Have you mastered prayer?
I haven’t. I suspect few Christians would report having mastered this great privilege and discipline. In fact, I suspect that most Christians may even feel burdened by their lack of prayer and the seeming ineffectiveness of prayer. We read “pray without ceasing” and it becomes “guilt without ceasing.”
If that happens to us, we’ve lost our grip on justification by faith alone apart from any works of our own. If our failures at prayer leave us feeling condemned, we’ve probably begun to think of prayer as one of those spiritual duties that keep God happy with us. To be clear, prayer pleases God (1 Timothy 2:3). Christians ought to pray. But many of us need to learn how to pray as well as fail in prayer in light of the good news that Christ is our righteousness (1 Corinthians 1:30).
I feel like I’m in a season of learning to pray again. This is good. I’m not burdened but eager, which I know does not come from my flesh but God’s Holy Spirit. I welcome God’s vision for my life as a man: “I want men everywhere to lift up holy hands in prayer, without anger or disputing” (1 Tim. 2:8). God wants me to pray, and I want to pray to God. And I’m praying.
But I’m not “good at it,” whatever being “good” at prayer means. Even thinking of being “good” at prayer reveals an insidious performance mentality and pride. Why not be rough and unpolished but genuine with God? Why not depend upon Christ’s offering of himself as my High Priest and righteousness rather than seeking to be “good” at prayer?

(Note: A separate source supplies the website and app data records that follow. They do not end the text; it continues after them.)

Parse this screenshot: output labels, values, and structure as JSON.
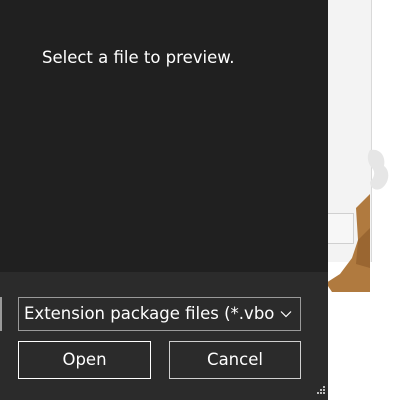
{
  "dialog": {
    "preview_message": "Select a file to preview.",
    "file_type_filter": {
      "selected": "Extension package files (*.vbox-"
    },
    "open_label": "Open",
    "cancel_label": "Cancel"
  },
  "colors": {
    "dialog_background": "#202020",
    "footer_background": "#2b2b2b",
    "text": "#ffffff",
    "border": "#9a9a9a"
  },
  "icons": {
    "filter_dropdown": "chevron-down-icon",
    "resize": "resize-grip-icon"
  }
}
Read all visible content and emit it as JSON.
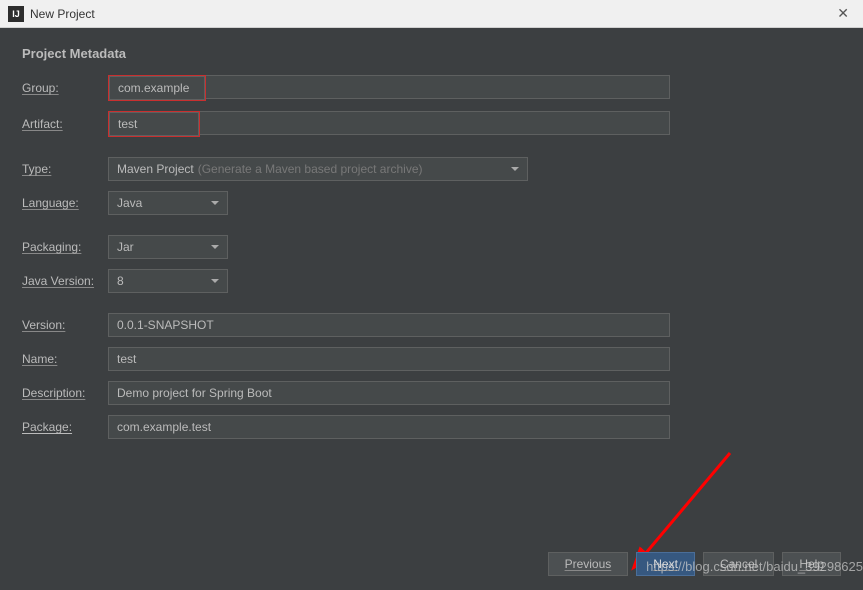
{
  "window": {
    "title": "New Project",
    "icon_text": "IJ"
  },
  "section_title": "Project Metadata",
  "fields": {
    "group": {
      "label": "Group:",
      "value": "com.example"
    },
    "artifact": {
      "label": "Artifact:",
      "value": "test"
    },
    "type": {
      "label": "Type:",
      "value": "Maven Project",
      "hint": "(Generate a Maven based project archive)"
    },
    "language": {
      "label": "Language:",
      "value": "Java"
    },
    "packaging": {
      "label": "Packaging:",
      "value": "Jar"
    },
    "java_version": {
      "label": "Java Version:",
      "value": "8"
    },
    "version": {
      "label": "Version:",
      "value": "0.0.1-SNAPSHOT"
    },
    "name": {
      "label": "Name:",
      "value": "test"
    },
    "description": {
      "label": "Description:",
      "value": "Demo project for Spring Boot"
    },
    "package": {
      "label": "Package:",
      "value": "com.example.test"
    }
  },
  "buttons": {
    "previous": "Previous",
    "next": "Next",
    "cancel": "Cancel",
    "help": "Help"
  },
  "watermark": "https://blog.csdn.net/baidu_39298625"
}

My mind still wanders. I talk too much in prayer. My petitions dominate rather than praise, though a bit less so of late. My requests seem hopelessly earthbound and physical rather than heaven-soaked and spiritual. I battle fatigue, which seems to pounce on me the moment my mind turns to prayer. And when I think of what God has done in my life through Christ his Son, I must admit that my prayers are weak and uninspired. He does far more than I have ever asked or thought.
So, I’m learning to pray...again. And I’m enjoying the learning. For instance, in two conversations in two weeks I’ve been reminded of the opportunity to “pray specifically.” Too often my prayers are general and vague. I’m praying for the right things in those general ways (i.e. conversions, God’s glory, etc.), but I’m not venturing a request that makes those desires tangible, specific, and so on.
I suspect I don’t pray that way for one primary reason: a lack of faith masquerading as submission to God’s will. I don’t ask specific things of the Lord because I’ve learned to cover up unbelief with religious talk of God’s sovereignty and humility before God. Now God is sovereign and I want to be humble before a sovereign God, but does not God say simply to us, “Ask and you shall receive?” He does. So it’s not theological hubris to ask and ask specifically and specifically ask great things of God.
I’m learning to pray this way again. I suspect that once I’ve “learned” this time, the Lord will teach me yet more.
Thabiti Anyabwile is a pastor at Anacostia River Church in southeast Washington, DC, and a Council member of The Gospel Coalition. Thabiti will be one of our main speakers at REVIVE 2020.
This article was first published by The Gospel Coalition. Used with permission.